→ **Activity**: Once the pictures are removed, reproduce what is left of the data below exactly.

Stored dataset items:

/---

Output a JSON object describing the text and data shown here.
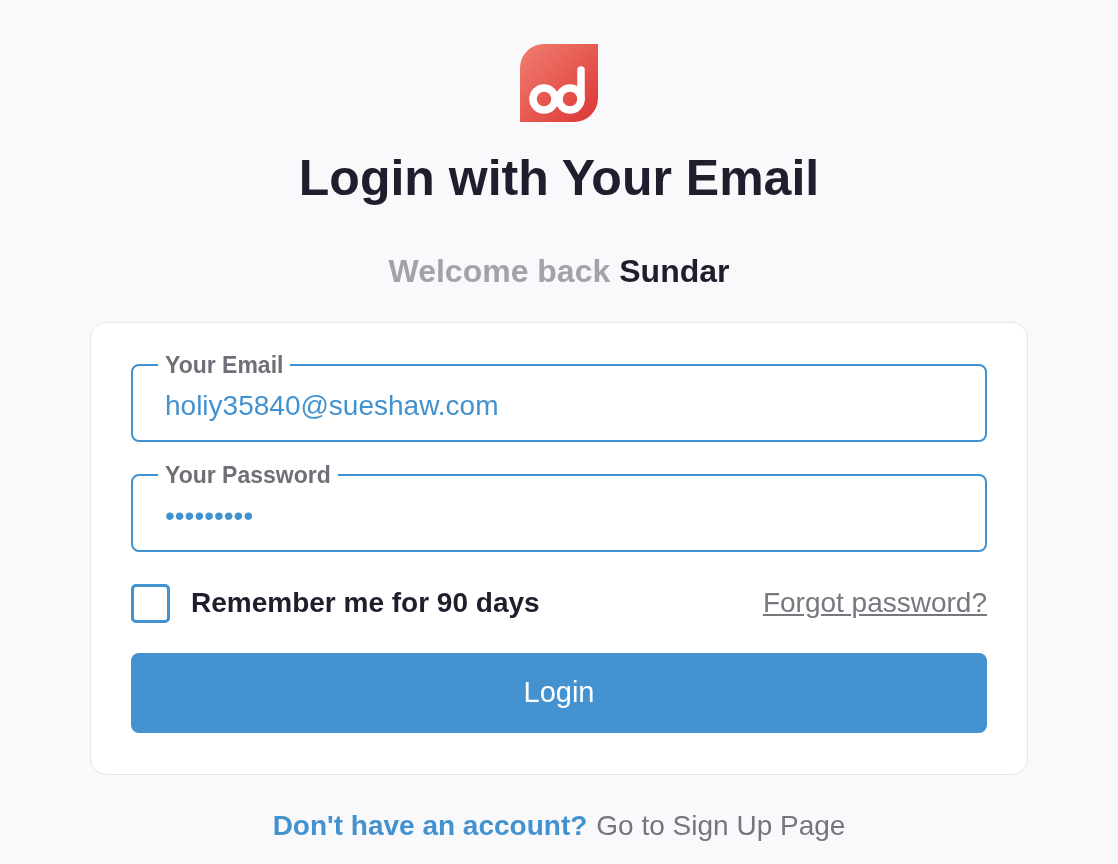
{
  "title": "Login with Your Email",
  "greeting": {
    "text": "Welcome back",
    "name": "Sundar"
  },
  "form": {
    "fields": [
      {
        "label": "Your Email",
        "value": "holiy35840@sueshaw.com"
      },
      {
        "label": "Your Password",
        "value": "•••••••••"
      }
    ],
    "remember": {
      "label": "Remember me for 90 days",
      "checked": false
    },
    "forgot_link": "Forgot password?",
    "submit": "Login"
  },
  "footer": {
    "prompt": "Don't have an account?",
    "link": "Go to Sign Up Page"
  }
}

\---

→ **Solution to the problem**:
Output a JSON object describing the text and data shown here.
{
  "title": "Login with Your Email",
  "greeting": {
    "text": "Welcome back",
    "name": "Sundar"
  },
  "form": {
    "fields": [
      {
        "label": "Your Email",
        "value": "holiy35840@sueshaw.com"
      },
      {
        "label": "Your Password",
        "value": "•••••••••"
      }
    ],
    "remember": {
      "label": "Remember me for 90 days",
      "checked": false
    },
    "forgot_link": "Forgot password?",
    "submit": "Login"
  },
  "footer": {
    "prompt": "Don't have an account?",
    "link": "Go to Sign Up Page"
  }
}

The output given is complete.